The data >>

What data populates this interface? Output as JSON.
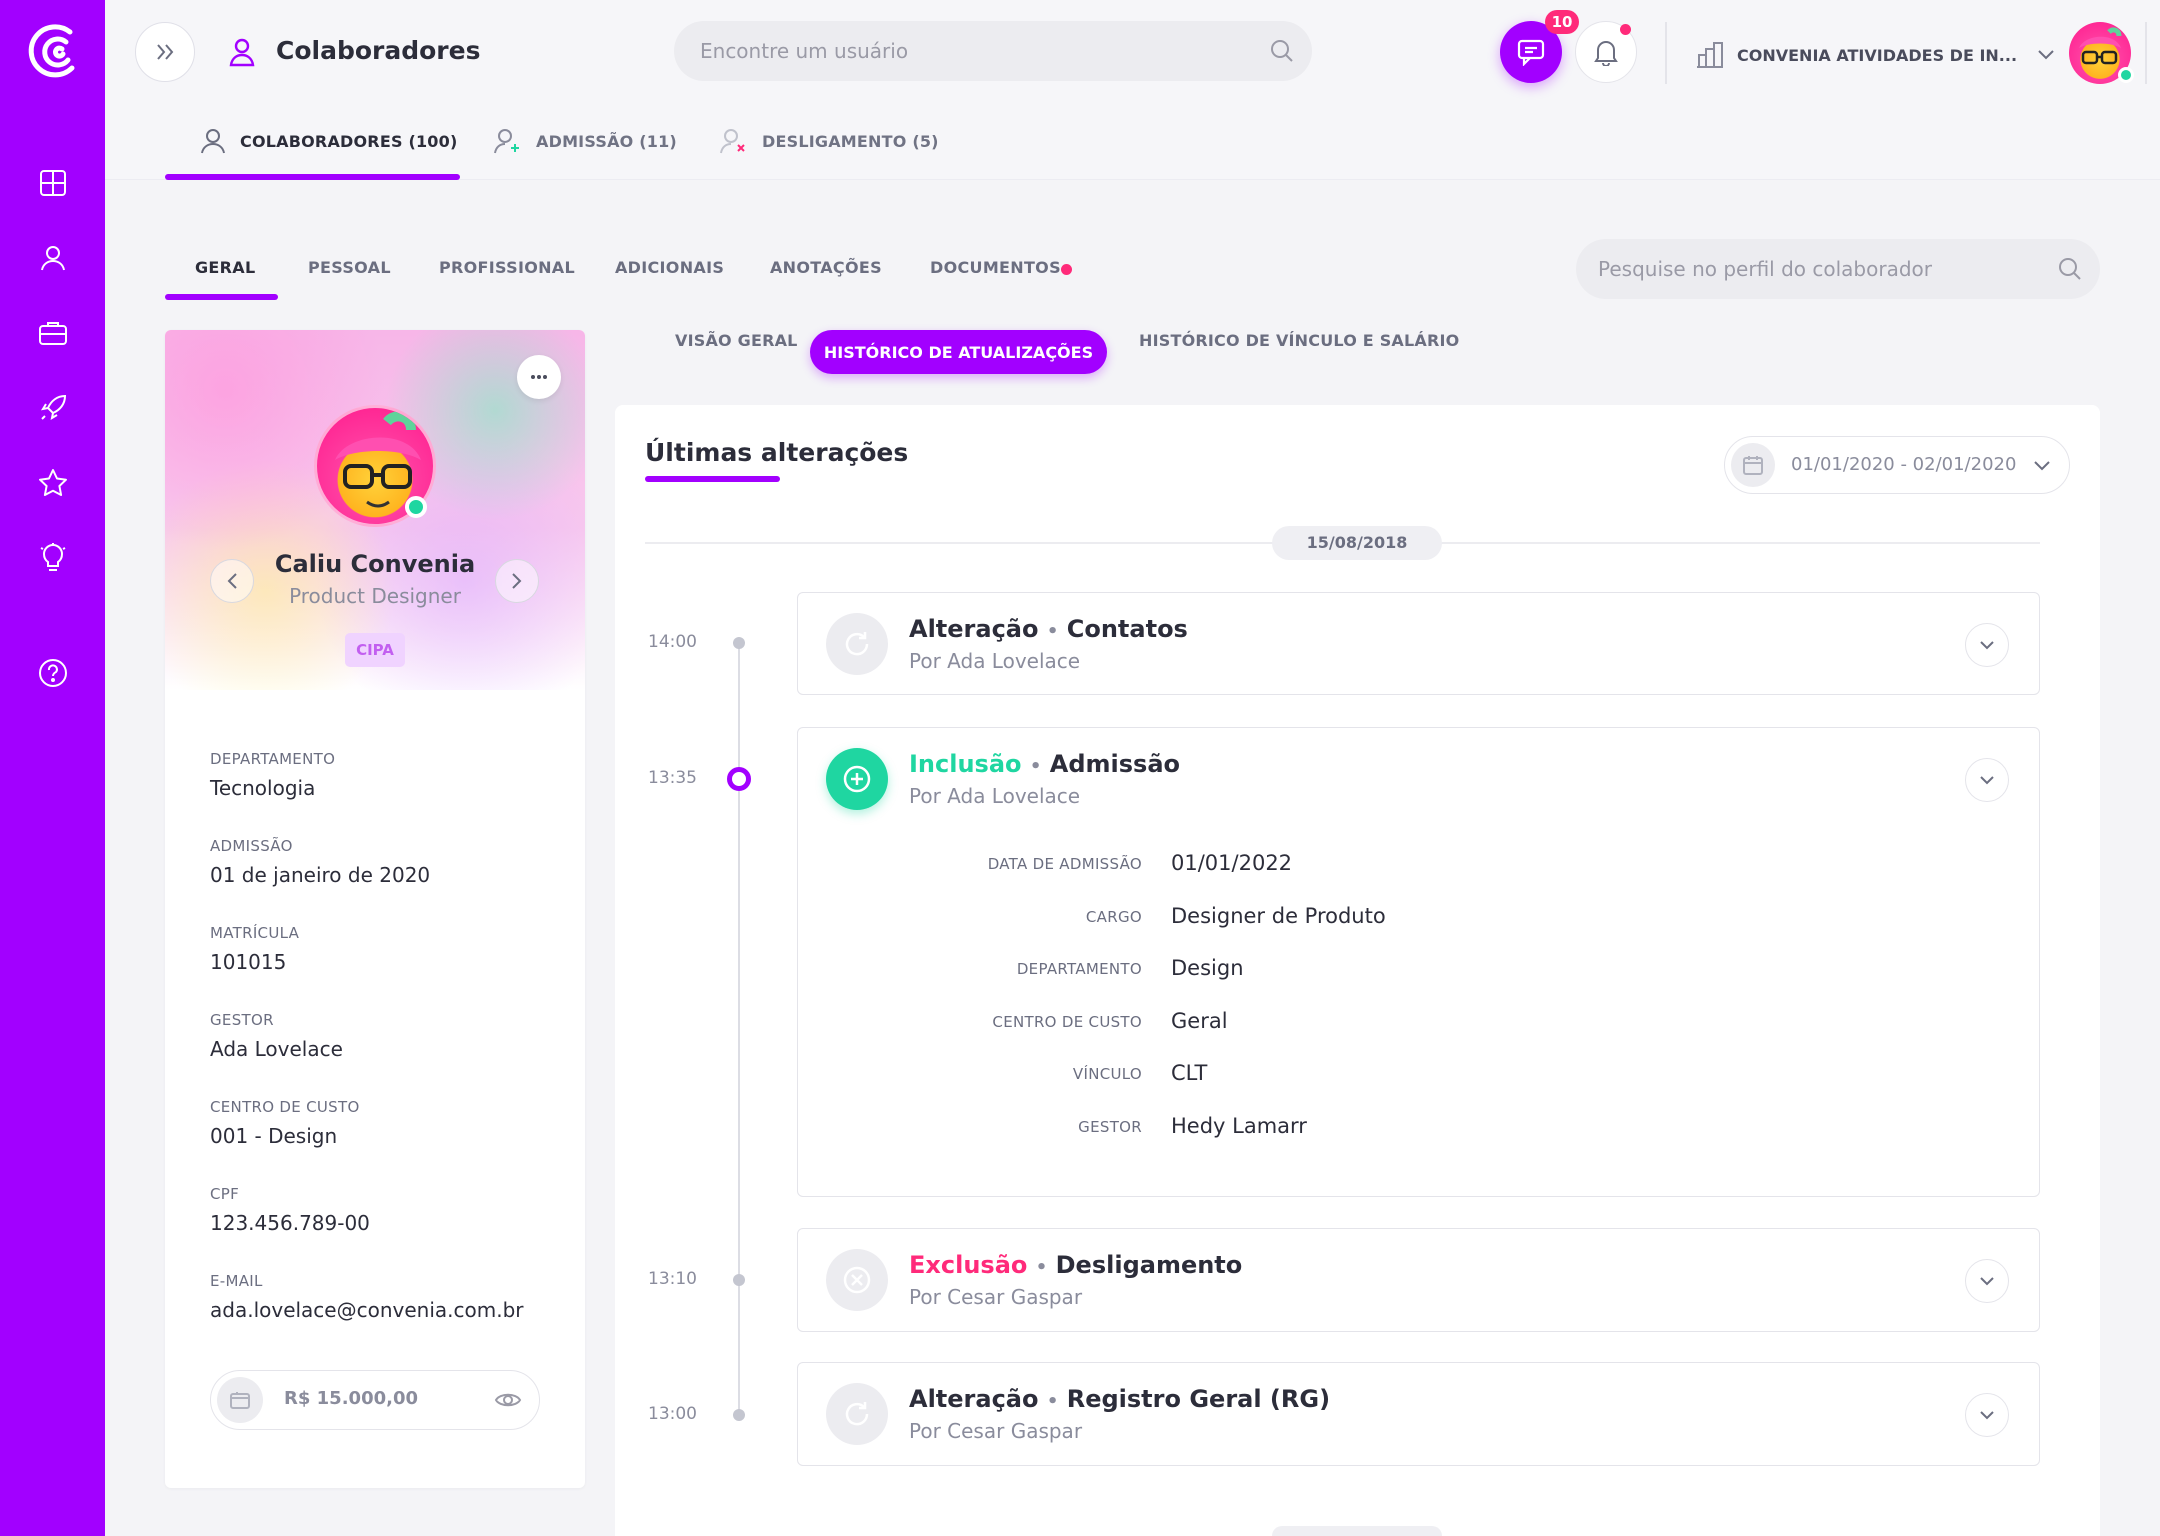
{
  "colors": {
    "accent": "#a200ff",
    "success": "#1fd6a1",
    "danger": "#ff2a7a",
    "muted": "#8a8c9c"
  },
  "header": {
    "page_title": "Colaboradores",
    "search_placeholder": "Encontre um usuário",
    "chat_badge": "10",
    "company": "CONVENIA ATIVIDADES DE IN..."
  },
  "top_tabs": [
    {
      "label": "COLABORADORES (100)"
    },
    {
      "label": "ADMISSÃO (11)"
    },
    {
      "label": "DESLIGAMENTO (5)"
    }
  ],
  "profile_tabs": [
    {
      "label": "GERAL"
    },
    {
      "label": "PESSOAL"
    },
    {
      "label": "PROFISSIONAL"
    },
    {
      "label": "ADICIONAIS"
    },
    {
      "label": "ANOTAÇÕES"
    },
    {
      "label": "DOCUMENTOS"
    }
  ],
  "profile_search_placeholder": "Pesquise no perfil do colaborador",
  "profile": {
    "name": "Caliu Convenia",
    "role": "Product Designer",
    "badge": "CIPA",
    "fields": [
      {
        "label": "DEPARTAMENTO",
        "value": "Tecnologia"
      },
      {
        "label": "ADMISSÃO",
        "value": "01 de janeiro de 2020"
      },
      {
        "label": "MATRÍCULA",
        "value": "101015"
      },
      {
        "label": "GESTOR",
        "value": "Ada Lovelace"
      },
      {
        "label": "CENTRO DE CUSTO",
        "value": "001 - Design"
      },
      {
        "label": "CPF",
        "value": "123.456.789-00"
      },
      {
        "label": "E-MAIL",
        "value": "ada.lovelace@convenia.com.br"
      }
    ],
    "salary": "R$ 15.000,00"
  },
  "view_tabs": [
    {
      "label": "VISÃO GERAL"
    },
    {
      "label": "HISTÓRICO DE ATUALIZAÇÕES"
    },
    {
      "label": "HISTÓRICO DE VÍNCULO E SALÁRIO"
    }
  ],
  "history": {
    "title": "Últimas alterações",
    "date_range": "01/01/2020 - 02/01/2020",
    "date_chip": "15/08/2018",
    "separator": "•",
    "events": [
      {
        "time": "14:00",
        "type": "Alteração",
        "subject": "Contatos",
        "author": "Por Ada Lovelace"
      },
      {
        "time": "13:35",
        "type": "Inclusão",
        "subject": "Admissão",
        "author": "Por Ada Lovelace"
      },
      {
        "time": "13:10",
        "type": "Exclusão",
        "subject": "Desligamento",
        "author": "Por Cesar Gaspar"
      },
      {
        "time": "13:00",
        "type": "Alteração",
        "subject": "Registro Geral (RG)",
        "author": "Por Cesar Gaspar"
      }
    ],
    "details": [
      {
        "label": "DATA DE ADMISSÃO",
        "value": "01/01/2022"
      },
      {
        "label": "CARGO",
        "value": "Designer de Produto"
      },
      {
        "label": "DEPARTAMENTO",
        "value": "Design"
      },
      {
        "label": "CENTRO DE CUSTO",
        "value": "Geral"
      },
      {
        "label": "VÍNCULO",
        "value": "CLT"
      },
      {
        "label": "GESTOR",
        "value": "Hedy Lamarr"
      }
    ]
  }
}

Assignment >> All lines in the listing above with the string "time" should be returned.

Exercise response >>
        "time": "14:00",
        "time": "13:35",
        "time": "13:10",
        "time": "13:00",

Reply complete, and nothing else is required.